(Exercise instructions): Reproduce the data in full, exactly as it appears.

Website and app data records
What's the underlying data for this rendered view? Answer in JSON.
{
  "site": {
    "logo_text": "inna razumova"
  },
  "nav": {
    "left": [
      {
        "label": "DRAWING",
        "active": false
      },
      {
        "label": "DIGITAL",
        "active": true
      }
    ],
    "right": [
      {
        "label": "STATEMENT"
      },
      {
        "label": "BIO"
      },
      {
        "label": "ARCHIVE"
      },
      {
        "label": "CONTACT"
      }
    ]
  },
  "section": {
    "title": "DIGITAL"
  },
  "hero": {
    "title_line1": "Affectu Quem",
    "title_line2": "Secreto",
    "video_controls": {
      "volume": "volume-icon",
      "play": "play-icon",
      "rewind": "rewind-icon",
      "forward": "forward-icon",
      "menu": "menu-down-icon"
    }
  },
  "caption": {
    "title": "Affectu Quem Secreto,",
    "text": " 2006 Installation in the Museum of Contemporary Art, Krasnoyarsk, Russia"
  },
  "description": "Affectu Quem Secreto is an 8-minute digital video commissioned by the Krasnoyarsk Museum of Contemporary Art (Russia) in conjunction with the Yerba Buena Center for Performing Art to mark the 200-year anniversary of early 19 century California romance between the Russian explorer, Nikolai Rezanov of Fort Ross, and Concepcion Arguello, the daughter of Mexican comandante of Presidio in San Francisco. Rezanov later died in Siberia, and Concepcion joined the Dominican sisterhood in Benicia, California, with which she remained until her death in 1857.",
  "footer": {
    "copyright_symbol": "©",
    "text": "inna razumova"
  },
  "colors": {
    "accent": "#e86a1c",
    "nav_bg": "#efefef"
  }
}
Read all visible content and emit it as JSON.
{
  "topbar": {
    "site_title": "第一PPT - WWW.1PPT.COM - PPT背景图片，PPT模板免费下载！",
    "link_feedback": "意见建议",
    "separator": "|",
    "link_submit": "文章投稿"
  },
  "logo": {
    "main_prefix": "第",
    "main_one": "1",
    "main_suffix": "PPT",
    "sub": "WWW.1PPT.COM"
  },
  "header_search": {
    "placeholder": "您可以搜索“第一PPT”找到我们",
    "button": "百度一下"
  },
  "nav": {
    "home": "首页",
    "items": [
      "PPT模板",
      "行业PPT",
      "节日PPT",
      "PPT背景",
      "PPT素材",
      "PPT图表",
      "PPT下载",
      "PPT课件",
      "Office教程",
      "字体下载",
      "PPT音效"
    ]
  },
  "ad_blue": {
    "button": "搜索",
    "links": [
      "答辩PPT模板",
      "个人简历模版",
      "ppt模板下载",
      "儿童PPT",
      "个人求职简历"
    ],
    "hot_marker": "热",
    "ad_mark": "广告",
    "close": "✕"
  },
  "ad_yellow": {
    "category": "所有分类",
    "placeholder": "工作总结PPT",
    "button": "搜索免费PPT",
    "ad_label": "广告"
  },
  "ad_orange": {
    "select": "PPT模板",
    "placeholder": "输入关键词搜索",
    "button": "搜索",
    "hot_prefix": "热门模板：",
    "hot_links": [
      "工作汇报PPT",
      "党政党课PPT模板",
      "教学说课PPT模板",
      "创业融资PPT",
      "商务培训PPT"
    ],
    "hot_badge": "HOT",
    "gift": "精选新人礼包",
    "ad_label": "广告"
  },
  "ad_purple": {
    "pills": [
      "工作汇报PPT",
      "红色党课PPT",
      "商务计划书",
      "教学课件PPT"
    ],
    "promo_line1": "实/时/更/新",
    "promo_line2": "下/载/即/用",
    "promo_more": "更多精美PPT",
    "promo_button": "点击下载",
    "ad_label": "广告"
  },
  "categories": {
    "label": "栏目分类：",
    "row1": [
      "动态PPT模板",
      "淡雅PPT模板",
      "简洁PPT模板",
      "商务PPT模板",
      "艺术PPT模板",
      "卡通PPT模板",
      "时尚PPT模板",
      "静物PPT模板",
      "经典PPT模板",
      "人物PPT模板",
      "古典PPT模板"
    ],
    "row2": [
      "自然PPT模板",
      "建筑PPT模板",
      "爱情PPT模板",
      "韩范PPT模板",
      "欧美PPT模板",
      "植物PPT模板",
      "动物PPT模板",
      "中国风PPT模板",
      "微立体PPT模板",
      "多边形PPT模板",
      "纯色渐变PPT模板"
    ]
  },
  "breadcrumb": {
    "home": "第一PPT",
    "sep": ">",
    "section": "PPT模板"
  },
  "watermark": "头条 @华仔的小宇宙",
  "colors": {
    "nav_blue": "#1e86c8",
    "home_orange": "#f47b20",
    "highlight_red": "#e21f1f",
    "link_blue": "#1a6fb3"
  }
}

(Your response):
What's the underlying data for this rendered view? Answer in JSON.
{
  "site": {
    "logo_text": "inna razumova"
  },
  "nav": {
    "left": [
      {
        "label": "DRAWING",
        "active": false
      },
      {
        "label": "DIGITAL",
        "active": true
      }
    ],
    "right": [
      {
        "label": "STATEMENT"
      },
      {
        "label": "BIO"
      },
      {
        "label": "ARCHIVE"
      },
      {
        "label": "CONTACT"
      }
    ]
  },
  "section": {
    "title": "DIGITAL"
  },
  "hero": {
    "title_line1": "Affectu Quem",
    "title_line2": "Secreto",
    "video_controls": {
      "volume": "volume-icon",
      "play": "play-icon",
      "rewind": "rewind-icon",
      "forward": "forward-icon",
      "menu": "menu-down-icon"
    }
  },
  "caption": {
    "title": "Affectu Quem Secreto,",
    "text": " 2006 Installation in the Museum of Contemporary Art, Krasnoyarsk, Russia"
  },
  "description": "Affectu Quem Secreto is an 8-minute digital video commissioned by the Krasnoyarsk Museum of Contemporary Art (Russia) in conjunction with the Yerba Buena Center for Performing Art to mark the 200-year anniversary of early 19 century California romance between the Russian explorer, Nikolai Rezanov of Fort Ross, and Concepcion Arguello, the daughter of Mexican comandante of Presidio in San Francisco. Rezanov later died in Siberia, and Concepcion joined the Dominican sisterhood in Benicia, California, with which she remained until her death in 1857.",
  "footer": {
    "copyright_symbol": "©",
    "text": "inna razumova"
  },
  "colors": {
    "accent": "#e86a1c",
    "nav_bg": "#efefef"
  }
}
Read all visible content and emit it as JSON.
{
  "topbar": {
    "site_title": "第一PPT - WWW.1PPT.COM - PPT背景图片，PPT模板免费下载！",
    "link_feedback": "意见建议",
    "separator": "|",
    "link_submit": "文章投稿"
  },
  "logo": {
    "main_prefix": "第",
    "main_one": "1",
    "main_suffix": "PPT",
    "sub": "WWW.1PPT.COM"
  },
  "header_search": {
    "placeholder": "您可以搜索“第一PPT”找到我们",
    "button": "百度一下"
  },
  "nav": {
    "home": "首页",
    "items": [
      "PPT模板",
      "行业PPT",
      "节日PPT",
      "PPT背景",
      "PPT素材",
      "PPT图表",
      "PPT下载",
      "PPT课件",
      "Office教程",
      "字体下载",
      "PPT音效"
    ]
  },
  "ad_blue": {
    "button": "搜索",
    "links": [
      "答辩PPT模板",
      "个人简历模版",
      "ppt模板下载",
      "儿童PPT",
      "个人求职简历"
    ],
    "hot_marker": "热",
    "ad_mark": "广告",
    "close": "✕"
  },
  "ad_yellow": {
    "category": "所有分类",
    "placeholder": "工作总结PPT",
    "button": "搜索免费PPT",
    "ad_label": "广告"
  },
  "ad_orange": {
    "select": "PPT模板",
    "placeholder": "输入关键词搜索",
    "button": "搜索",
    "hot_prefix": "热门模板：",
    "hot_links": [
      "工作汇报PPT",
      "党政党课PPT模板",
      "教学说课PPT模板",
      "创业融资PPT",
      "商务培训PPT"
    ],
    "hot_badge": "HOT",
    "gift": "精选新人礼包",
    "ad_label": "广告"
  },
  "ad_purple": {
    "pills": [
      "工作汇报PPT",
      "红色党课PPT",
      "商务计划书",
      "教学课件PPT"
    ],
    "promo_line1": "实/时/更/新",
    "promo_line2": "下/载/即/用",
    "promo_more": "更多精美PPT",
    "promo_button": "点击下载",
    "ad_label": "广告"
  },
  "categories": {
    "label": "栏目分类：",
    "row1": [
      "动态PPT模板",
      "淡雅PPT模板",
      "简洁PPT模板",
      "商务PPT模板",
      "艺术PPT模板",
      "卡通PPT模板",
      "时尚PPT模板",
      "静物PPT模板",
      "经典PPT模板",
      "人物PPT模板",
      "古典PPT模板"
    ],
    "row2": [
      "自然PPT模板",
      "建筑PPT模板",
      "爱情PPT模板",
      "韩范PPT模板",
      "欧美PPT模板",
      "植物PPT模板",
      "动物PPT模板",
      "中国风PPT模板",
      "微立体PPT模板",
      "多边形PPT模板",
      "纯色渐变PPT模板"
    ]
  },
  "breadcrumb": {
    "home": "第一PPT",
    "sep": ">",
    "section": "PPT模板"
  },
  "watermark": "头条 @华仔的小宇宙",
  "colors": {
    "nav_blue": "#1e86c8",
    "home_orange": "#f47b20",
    "highlight_red": "#e21f1f",
    "link_blue": "#1a6fb3"
  }
}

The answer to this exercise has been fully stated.